One of the coolest things that technology has enabled is the ability to communicate with our favorite authors. We’re able to blog, twitter, and email our favorite writers and often, we get responses. For bloggers, we sometimes even have the pleasure of having authors email or comment on our own posts — and let me tell you, waking up to an email from someone like Blake Nelson or a thoughtful commentary posted on Bill Konigsberg’s blog really makes your day.
What really excites me, though, is when these authors are so encouraging of talent. Back in April, Maureen Johnson hosted a “Blog Everyday April” (BEDA). During BEDA, Johnson encouraged her fans to really get into blogging by committing to blogging once per day. Not only did Johnson take the time to create this challenge, but she spent hours of her time creating “BEDA Buddies” to match participants up with other participants to help everyone make it through a month of blogging.
This month, Laurie Halse Anderson is encouraging everyone to write for 15 minutes a day for the month of August. To help those who have writers block, she’s also posting prompts every day, and she has been Twittering in earnst to support the budding writer spirit in those who talk about it but never quite find the time.
I bring this up on STACKED because it’s important to spotlight writers who have a bit of sway in the young adult world and use it to encourage creativity. Too often the value of tapping into the creative spirit is lost in the day to day world of teenagers (and adults!). These two are clearly not the only authors supporting this, but the ability to reach out through technology to motivate writing, blogging, and engagement is laudable. If I can be so bold, I believe that this sort of support is precisely part of why they remain highly influential and highly respected among young and old readers.
Are you taking part in Anderson’s challenge?

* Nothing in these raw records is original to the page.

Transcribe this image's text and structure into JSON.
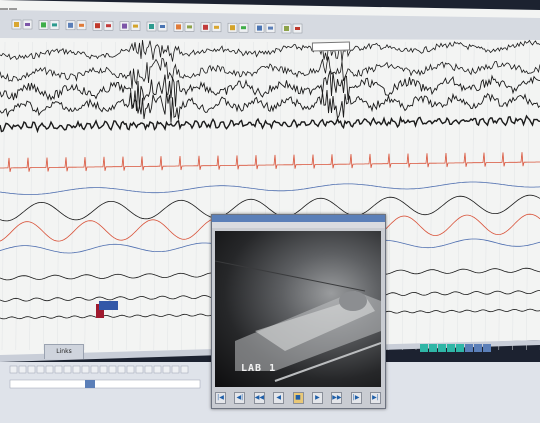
{
  "colors": {
    "background": "#f3f4f3",
    "trace": "#1a1a1a",
    "ecg_trace": "#d9533a",
    "blue_trace": "#4f6fb0",
    "toolbar": "#cfd4dd",
    "video_titlebar": "#5b7fb8"
  },
  "toolbar": {
    "tabs": [
      "",
      ""
    ],
    "icons": [
      "arrow-icon",
      "green-grid-icon",
      "zoom-icon",
      "palette-icon",
      "pen-icon",
      "chart-icon",
      "color-icon",
      "close-icon",
      "folder-icon",
      "save-icon",
      "export-icon"
    ],
    "zoom_value": ""
  },
  "video_window": {
    "title": "",
    "menu": "",
    "camera_label": "LAB 1",
    "controls": [
      "first-frame-icon",
      "step-back-icon",
      "rewind-icon",
      "back-icon",
      "play-icon",
      "forward-icon",
      "fast-forward-icon",
      "step-forward-icon",
      "last-frame-icon"
    ]
  },
  "bottom_panel": {
    "tab_label": "Links"
  },
  "event_marker": {
    "label": ""
  }
}
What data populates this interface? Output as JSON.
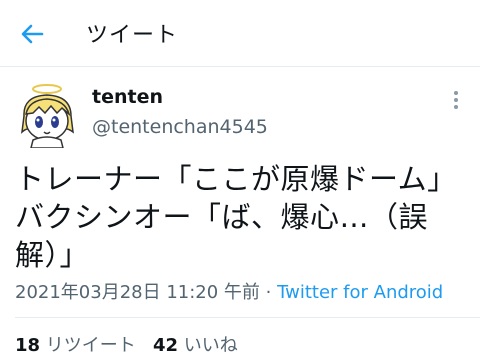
{
  "header": {
    "title": "ツイート",
    "back_icon": "arrow-left-icon",
    "accent_color": "#1d9bf0"
  },
  "author": {
    "display_name": "tenten",
    "handle": "@tentenchan4545",
    "avatar_icon": "avatar-angel-character"
  },
  "tweet": {
    "text": "トレーナー「ここが原爆ドーム」\nバクシンオー「ば、爆心…（誤\n解）」",
    "timestamp": "2021年03月28日 11:20 午前",
    "separator": " · ",
    "source": "Twitter for Android"
  },
  "stats": {
    "retweets_count": "18",
    "retweets_label": "リツイート",
    "likes_count": "42",
    "likes_label": "いいね"
  }
}
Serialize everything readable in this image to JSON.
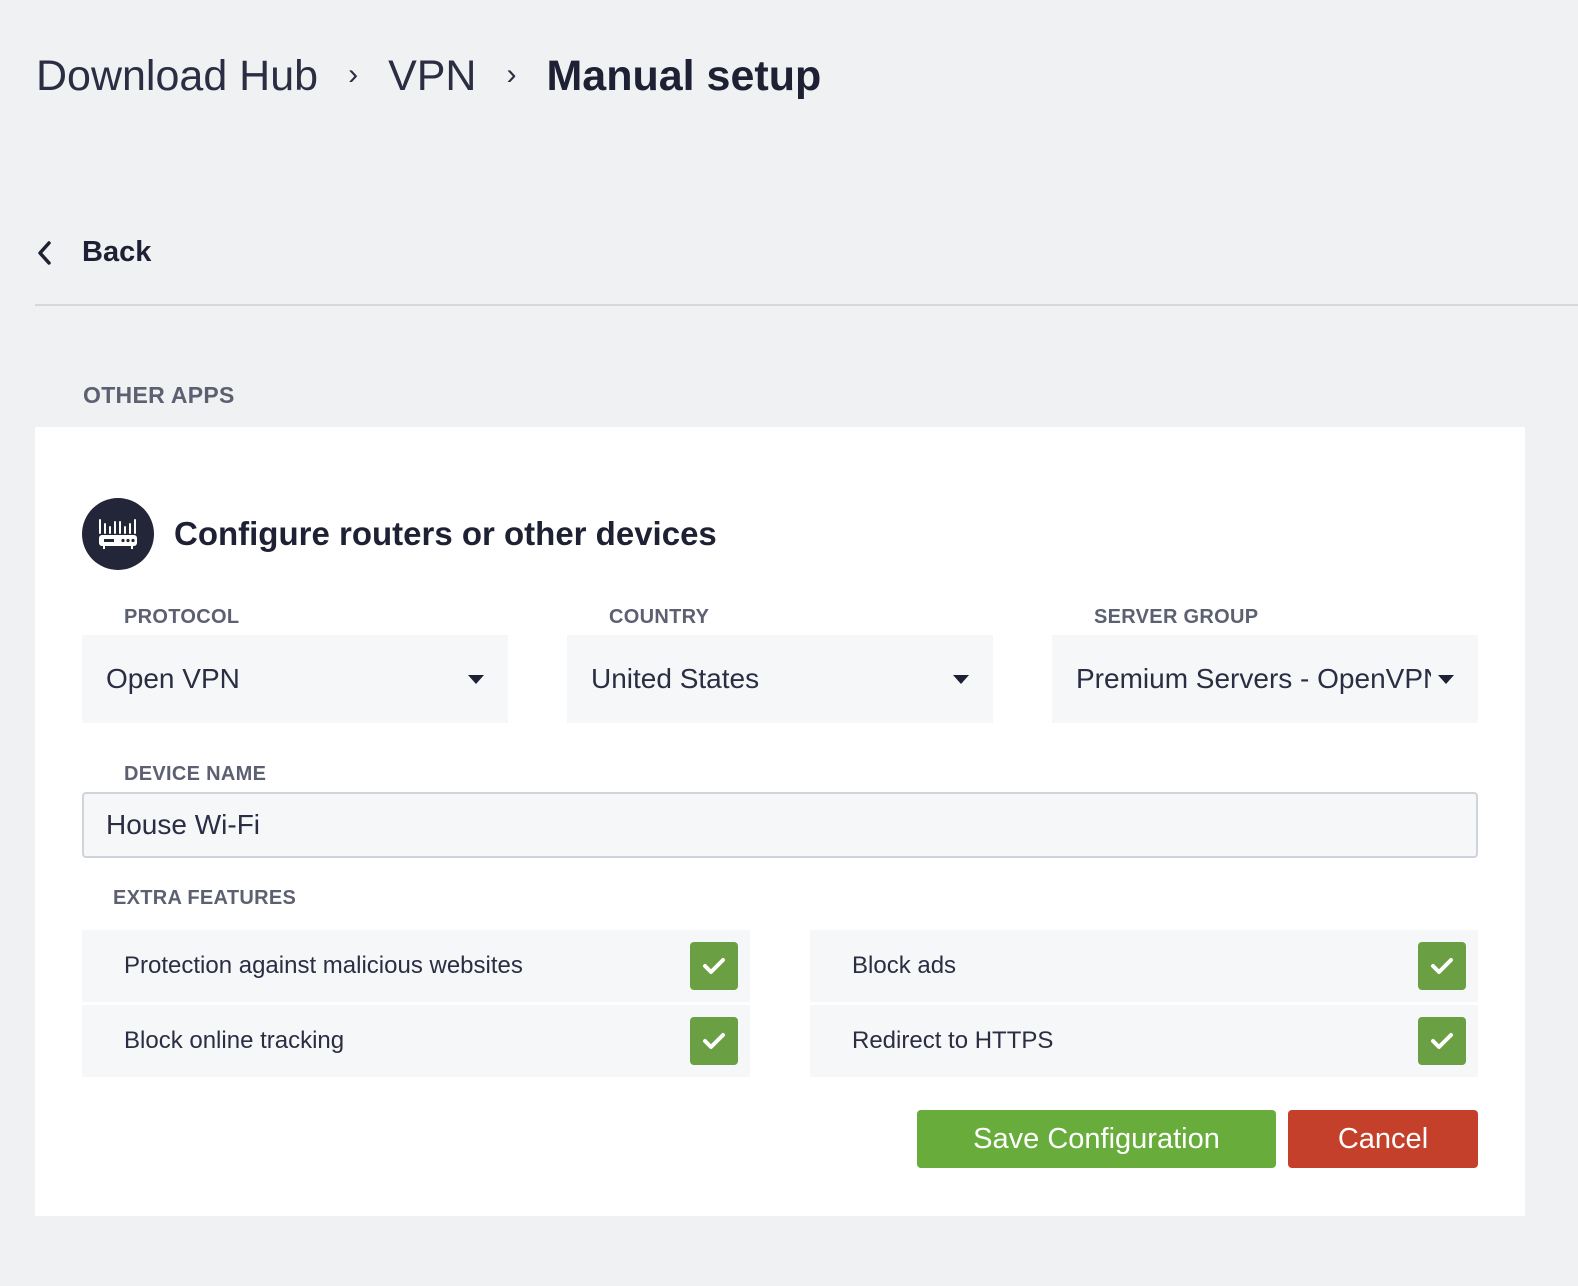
{
  "breadcrumb": {
    "items": [
      "Download Hub",
      "VPN"
    ],
    "current": "Manual setup",
    "separator": "›"
  },
  "back": {
    "label": "Back"
  },
  "section_title": "OTHER APPS",
  "card": {
    "title": "Configure routers or other devices",
    "icon": "router-icon"
  },
  "fields": {
    "protocol": {
      "label": "PROTOCOL",
      "value": "Open VPN"
    },
    "country": {
      "label": "COUNTRY",
      "value": "United States"
    },
    "server_group": {
      "label": "SERVER GROUP",
      "value": "Premium Servers - OpenVPN"
    },
    "device_name": {
      "label": "DEVICE NAME",
      "value": "House Wi-Fi"
    }
  },
  "extra_features": {
    "label": "EXTRA FEATURES",
    "items": [
      {
        "label": "Protection against malicious websites",
        "checked": true
      },
      {
        "label": "Block ads",
        "checked": true
      },
      {
        "label": "Block online tracking",
        "checked": true
      },
      {
        "label": "Redirect to HTTPS",
        "checked": true
      }
    ]
  },
  "actions": {
    "save_label": "Save Configuration",
    "cancel_label": "Cancel"
  },
  "colors": {
    "background": "#f0f1f3",
    "check": "#6aa043",
    "save": "#68ad3c",
    "cancel": "#c5402a",
    "icon_bg": "#232538"
  }
}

For 15 minutes a day, I think it’s a great investment for the writer and non-writer alike! Encouraging literacy and involvement in literacy-raising endevors is precisely what the librarian does, and when others jump in — those who have more wide-reaching power than the librarian — it’s hard not to get excited about what the future holds in the drive and desire for creativity, literacy, and knowledge.